The least bad tax is Land Value Tax, of course.

asquith said...

"Does a multi-millionaire's family really need child benefit? Does a wealthy 60 year old really need free bus travel around the country? Do rich pensioners need the Winter fuel payment?"

No, they don't. But think about the perverse incentives. There's little enough encouragement for old-timers to save as it is, or for poor parents to take better paid jobs, without having them tied up in knots over whether they'll be worse off.

Unlike many liberals I do not oppose having a minimum wage, because it ensures people are significantly better off in jobs than out of them. But this will not be the case if their means tested benefits are withdrawn. This already happens with child tax credit & working tax credit (which often go unclaimed btw) & I would not want to see any more of it.

Means testing was something Brown loved as it made people beholden to the government, Labour specifically. He may not have planned it that way but he ensured that people would want to stay poor.

They should junk all the useless spending, they WILL have to cut spending that does benefit people (you can't have it all), hold their nerve on CGT. They should also not be ringfencing certain budgets. It implies that the money spent on the NHS & DFID is all put to good use, which is absurd to say.

No one can say we're not in for a rough time. But I am against superficially plausible responses for the same reason I am against populism.

I seriously will get pissed off with the coalition if this budget isn't meticulously done. I know it will hurt however skilful the surgeon is, however much he is trying to heal the patient, but if they just randomly lash out it will hurt more.

asquith said...

Among the few uses I do see for means testing are the pupil premium & the various student bursaries etc. Because they are ways of helping people of humble origins get on, just as in this raising of the income tax threshold.

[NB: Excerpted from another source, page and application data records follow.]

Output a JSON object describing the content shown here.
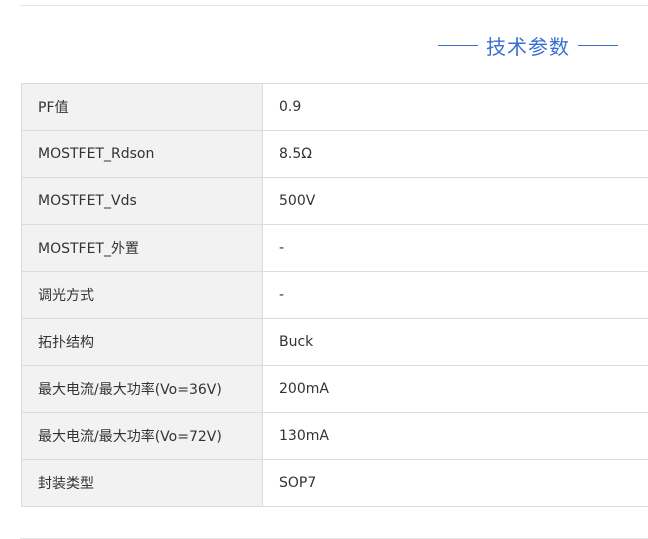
{
  "section": {
    "title": "技术参数"
  },
  "specs": [
    {
      "key": "PF值",
      "value": "0.9"
    },
    {
      "key": "MOSTFET_Rdson",
      "value": "8.5Ω"
    },
    {
      "key": "MOSTFET_Vds",
      "value": "500V"
    },
    {
      "key": "MOSTFET_外置",
      "value": "-"
    },
    {
      "key": "调光方式",
      "value": "-"
    },
    {
      "key": "拓扑结构",
      "value": "Buck"
    },
    {
      "key": "最大电流/最大功率(Vo=36V)",
      "value": "200mA"
    },
    {
      "key": "最大电流/最大功率(Vo=72V)",
      "value": "130mA"
    },
    {
      "key": "封装类型",
      "value": "SOP7"
    }
  ],
  "colors": {
    "accent": "#3a6fd0",
    "key_background": "#f2f2f2",
    "border": "#dcdcdc",
    "text": "#333333"
  }
}
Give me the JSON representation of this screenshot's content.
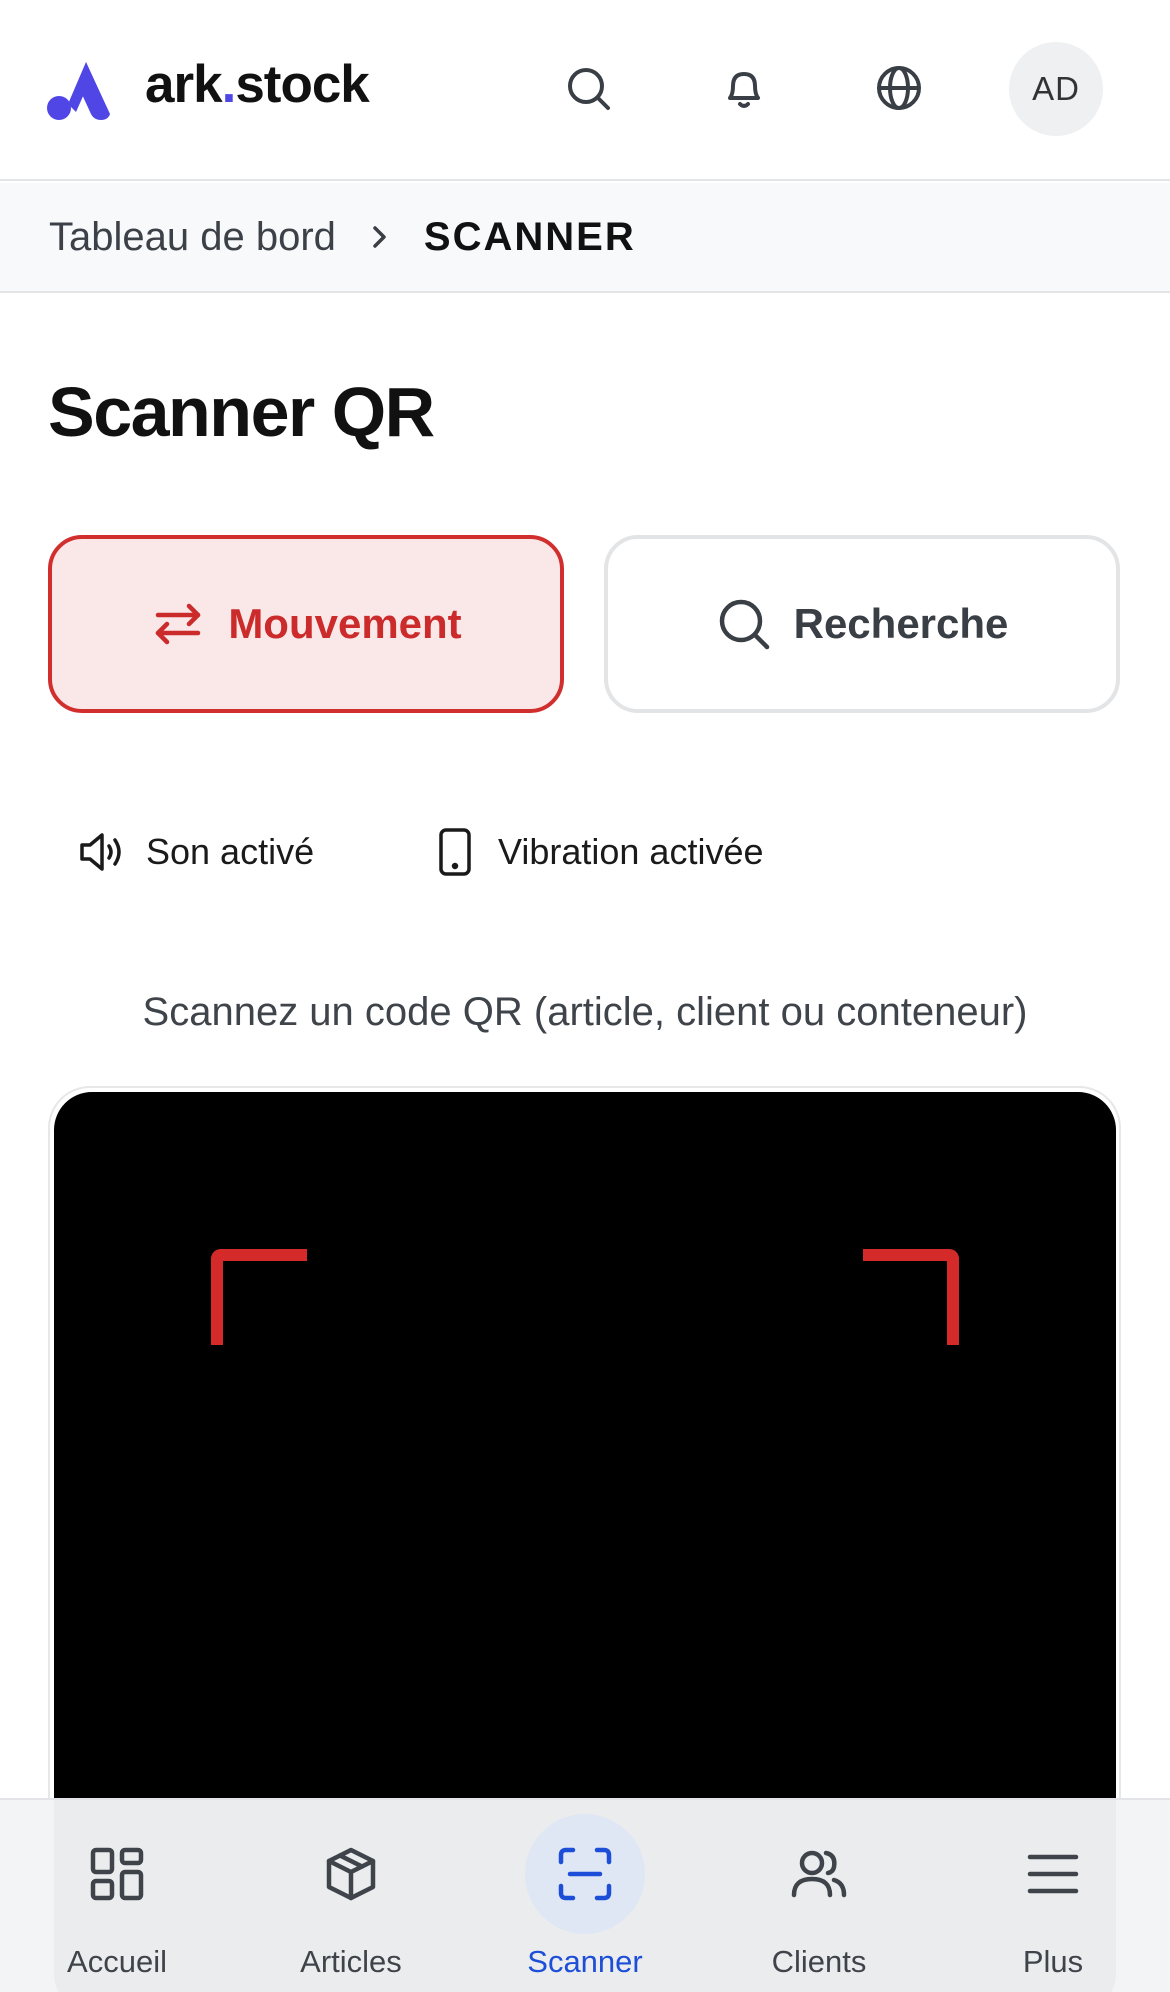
{
  "header": {
    "brand_prefix": "ark",
    "brand_dot": ".",
    "brand_suffix": "stock",
    "avatar_initials": "AD",
    "icons": [
      "search-icon",
      "bell-icon",
      "globe-icon"
    ]
  },
  "breadcrumb": {
    "parent": "Tableau de bord",
    "current": "SCANNER"
  },
  "page": {
    "title": "Scanner QR"
  },
  "modes": {
    "movement_label": "Mouvement",
    "search_label": "Recherche",
    "active": "movement"
  },
  "toggles": {
    "sound_label": "Son activé",
    "vibration_label": "Vibration activée"
  },
  "scanner": {
    "instruction": "Scannez un code QR (article, client ou conteneur)"
  },
  "bottom_nav": {
    "items": [
      {
        "label": "Accueil",
        "icon": "grid-icon"
      },
      {
        "label": "Articles",
        "icon": "box-icon"
      },
      {
        "label": "Scanner",
        "icon": "scan-icon"
      },
      {
        "label": "Clients",
        "icon": "users-icon"
      },
      {
        "label": "Plus",
        "icon": "menu-icon"
      }
    ],
    "active_index": 2
  },
  "colors": {
    "brand_accent": "#4f46e5",
    "active_mode": "#cc2b2b",
    "active_mode_bg": "#fae8e8",
    "nav_active": "#1d4ed8",
    "scan_corner": "#d42a2a"
  }
}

I am very sceptical about not only child tax credits but things like the maternity grant, which pays out to mothers but only if they make sure to be poor & stay poor. What sort of message does that convey?

Look at DLA as an example of a good benefit (except, of course, where it's awarded to people who don't deserve it &- this is far more common- denied to people who do). But I mean in the way it workf. Not means tested, or withdrawn on starting work, just paid for as long as you're disabled, which is often for life anyway.

Now we have got child benefit, it should be the same, as it currently is. The only idea I would consider is one that I think Field has had, which is to reduce the age at which it stops.